I took an African American studies class and that is when I had the first realization that I actually think white is right. I knew there were race issues and problems but I never knew that. In that moment, that month I realized this is the way my hair grows out of my head and it's beautiful the way it is. It IS beautiful.
So I thought I can invalidate the heck out of me and all the roots where that comes from or I can be like, man this is who I am, this is what my hair looks like! And that was the end of my hair envy because I saw the length of anxiety and mental anguish.
I started using shea butter on my scalp, and since my dad is aloe vera king, I started using any natural hair product I could get my hands on. Anything that was natural I started experimenting on my hair, and in my mid twenties I started getting some length to my hair. Since my late twenties I’ve been known to have beautiful hair!
You know how in life you have a problem and then you solve the problem and then you’re like 'I can’t believe that was a problem before'. Well that’s kind of how it was with my hair.
I literally communicate with my hair, I talk to my hair, I touch my hair, I acknowledge the heck out of my hair. I believe there are three aspects to hair care. There’s 1. finding the best product for your hair, 2. there's the process and the procedure, and then there’s 3.the validation and love.
Our next guest Anita is the author of Hello Hair.
I’m on a mission to support the next generation to embrace their natural hair. An author of hello hair children’s book, features 100 natural hairstyles inspired by 90s iconic black magazines - essence ebony and hype hair. It's an illustrative guide for the next gen to see how diverse and versatile their natural hair is.it shows all the categories and styles for their natural hair - show representation, a way to express themselves and also see themselves in these books.
Simone Wright joined us as well from Parting the Roots.

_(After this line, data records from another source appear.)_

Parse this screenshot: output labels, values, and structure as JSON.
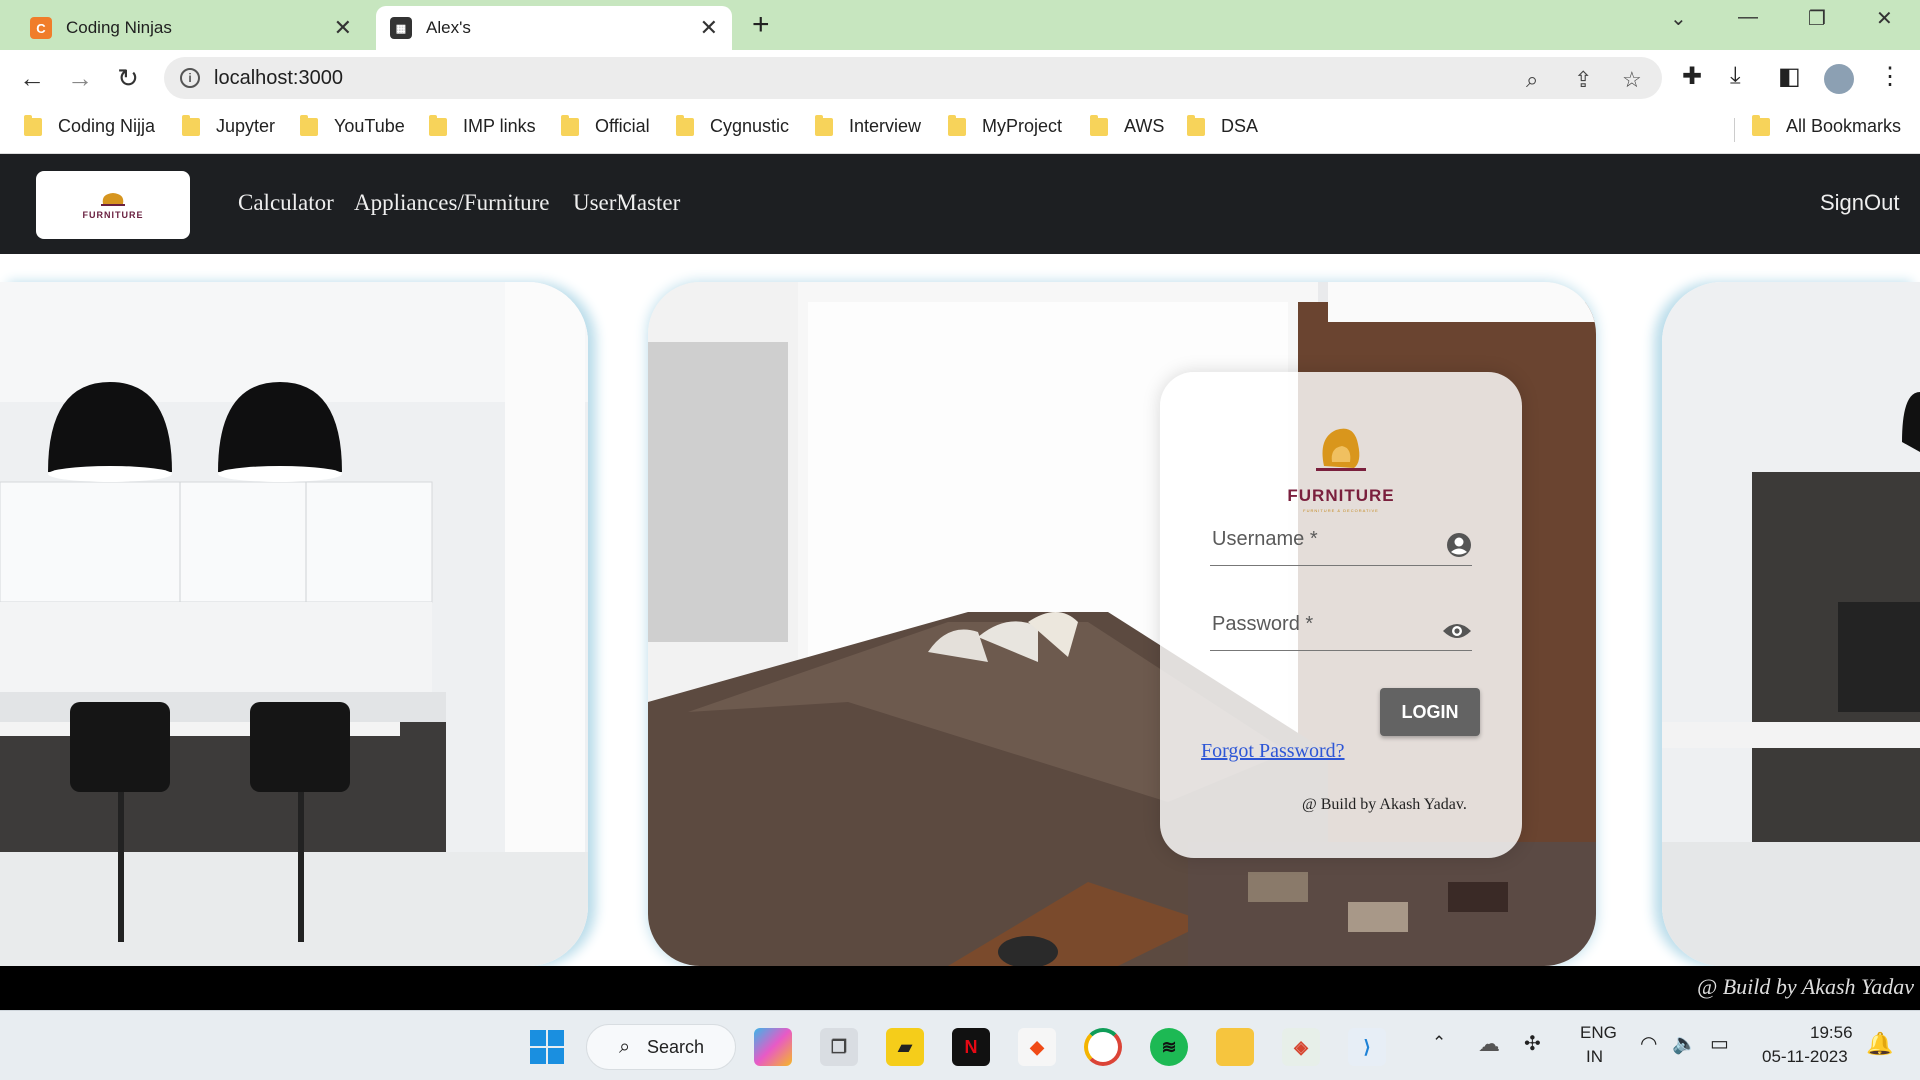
{
  "browser": {
    "tabs": [
      {
        "title": "Coding Ninjas",
        "icon": "coding-ninjas-icon"
      },
      {
        "title": "Alex's",
        "icon": "calculator-icon"
      }
    ],
    "new_tab": "+",
    "url": "localhost:3000",
    "bookmarks": [
      "Coding Nijja",
      "Jupyter",
      "YouTube",
      "IMP links",
      "Official",
      "Cygnustic",
      "Interview",
      "MyProject",
      "AWS",
      "DSA"
    ],
    "all_bookmarks": "All Bookmarks"
  },
  "app": {
    "brand": "FURNITURE",
    "nav": [
      "Calculator",
      "Appliances/Furniture",
      "UserMaster"
    ],
    "signout": "SignOut",
    "login": {
      "brand": "FURNITURE",
      "brand_sub": "FURNITURE & DECORATIVE",
      "username_label": "Username *",
      "password_label": "Password *",
      "login_button": "LOGIN",
      "forgot": "Forgot Password?",
      "credit": "@ Build by Akash Yadav."
    },
    "footer": "@ Build by Akash Yadav"
  },
  "taskbar": {
    "search": "Search",
    "lang1": "ENG",
    "lang2": "IN",
    "time": "19:56",
    "date": "05-11-2023"
  },
  "colors": {
    "tabstrip": "#c7e6bf",
    "navbar": "#1d1f22",
    "footer": "#000000",
    "login_button": "#636363",
    "link": "#2d56d6"
  }
}
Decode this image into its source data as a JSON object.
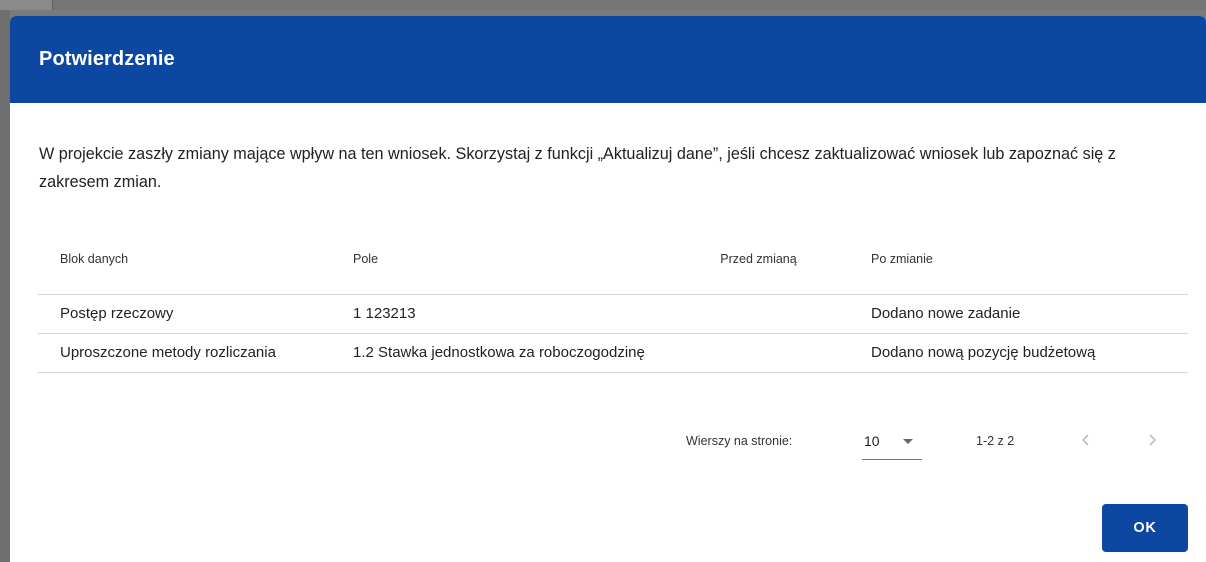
{
  "dialog": {
    "title": "Potwierdzenie",
    "message": "W projekcie zaszły zmiany mające wpływ na ten wniosek. Skorzystaj z funkcji „Aktualizuj dane”, jeśli chcesz zaktualizować wniosek lub zapoznać się z zakresem zmian.",
    "ok_label": "OK"
  },
  "table": {
    "headers": [
      "Blok danych",
      "Pole",
      "Przed zmianą",
      "Po zmianie"
    ],
    "rows": [
      [
        "Postęp rzeczowy",
        "1 123213",
        "",
        "Dodano nowe zadanie"
      ],
      [
        "Uproszczone metody rozliczania",
        "1.2 Stawka jednostkowa za roboczogodzinę",
        "",
        "Dodano nową pozycję budżetową"
      ]
    ]
  },
  "pagination": {
    "rows_per_page_label": "Wierszy na stronie:",
    "rows_per_page_value": "10",
    "range": "1-2 z 2"
  },
  "icons": {
    "prev": "chevron-left-icon",
    "next": "chevron-right-icon",
    "dropdown": "caret-down-icon"
  },
  "colors": {
    "primary": "#0c47a1",
    "overlay": "#7a7a7a"
  }
}
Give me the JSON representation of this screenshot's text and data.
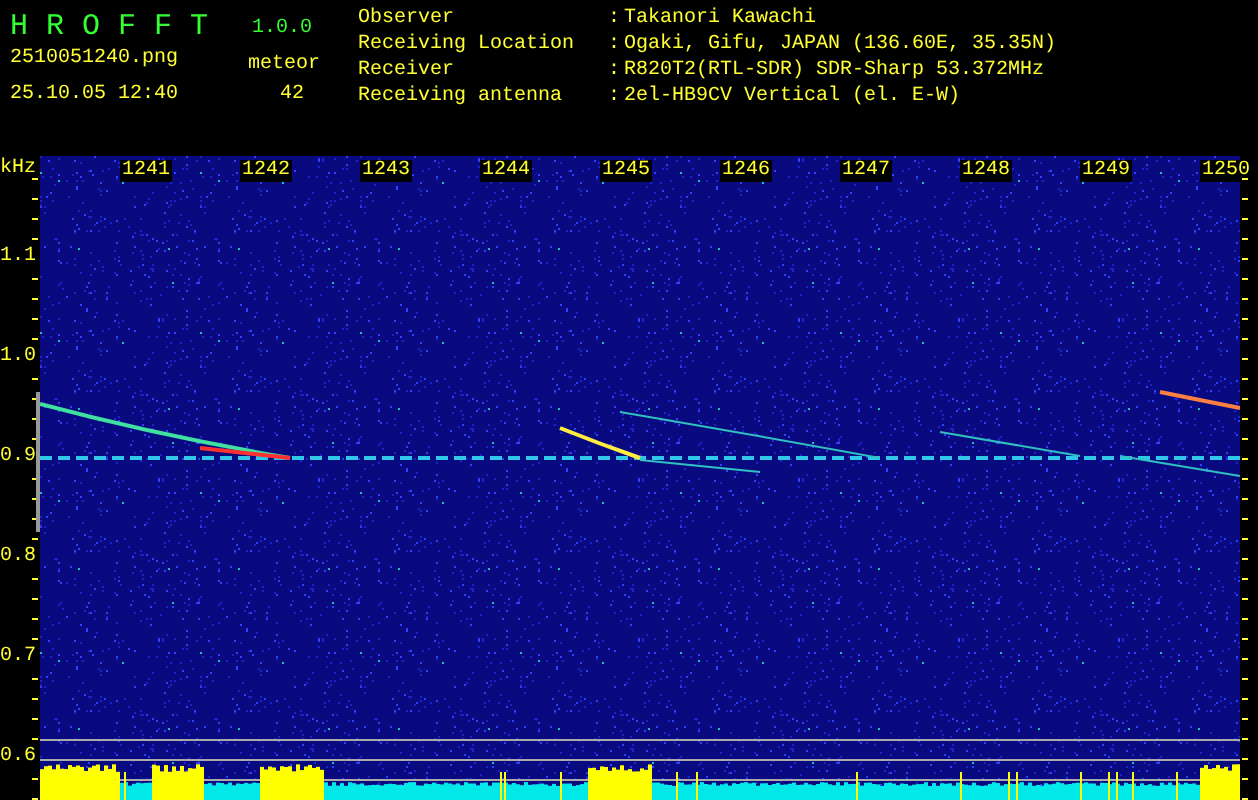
{
  "app": {
    "name": "H R O F F T",
    "version": "1.0.0"
  },
  "file": {
    "name": "2510051240.png",
    "timestamp": "25.10.05 12:40"
  },
  "counter": {
    "label": "meteor",
    "count": "42"
  },
  "station_info": [
    {
      "label": "Observer",
      "separator": ":",
      "value": "Takanori Kawachi"
    },
    {
      "label": "Receiving Location",
      "separator": ":",
      "value": "Ogaki, Gifu, JAPAN (136.60E, 35.35N)"
    },
    {
      "label": "Receiver",
      "separator": ":",
      "value": "R820T2(RTL-SDR) SDR-Sharp 53.372MHz"
    },
    {
      "label": "Receiving antenna",
      "separator": ":",
      "value": "2el-HB9CV Vertical (el. E-W)"
    }
  ],
  "spectrogram": {
    "y_unit": "kHz",
    "y_labels": [
      "1.1",
      "1.0",
      "0.9",
      "0.8",
      "0.7",
      "0.6"
    ],
    "time_labels": [
      "1241",
      "1242",
      "1243",
      "1244",
      "1245",
      "1246",
      "1247",
      "1248",
      "1249",
      "1250"
    ]
  }
}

I’ve been in the corporate world for 20 years and have been natural the entire time, even though my mother advised against it.
I have experienced hair discrimination and macroaggressions in the workplace which led me to start my own community organization 6 years ago called Parting the Roots.
It's a platform I created to talk about the history, the significance and the politics behind Black hair. I do workshops with the school systems, foster care systems and organizations across canada. I really try to provide a level of education for both Black and non Black individuals to be allies with our hair because a lot of the discrimination comes from our own community. Recently I launched my first volume of Black hair affirmation cards - now I’m in the process of producing the cards. It's a 52 card deck of Black hair affirmations to really provide that sense of self love, upliftment, and empowerment. Parents can use these cards with their kids on wash day, any age can use them to feel better about their hair, and non Black folks its an educational tool to understand some of the things Black people go through with their hair.
Tough Convo's goal was to build a safe environment where we could have really difficult discussions in our community with both Black and white folks, and every other colour in between about issues that matter to us, that will bring us closer as allies, and encourage us to build a bigger ally community. This conversation around Black hair is to better understand what's going on in our community, to give others tools to stand up for themselves when being mistreated, and also to create a space to learn from each other's experiences.
Black is not a monolith so it's very important that we hear the stories from our sisters and we don't assume our reality is their reality.
As a result of the discrimination many Black women and men face in the work world, we decided to focus on three main themes including parent's challenges caring for mixed/Black kids hair, Black professionals experiences wearing natural or Black hair styles in the corporate world, and lastly being authentic, confident and looking professional for your specific role with your natural hair.
Stay tuned for Parts 2 and 3 where we dig deeper into these topics.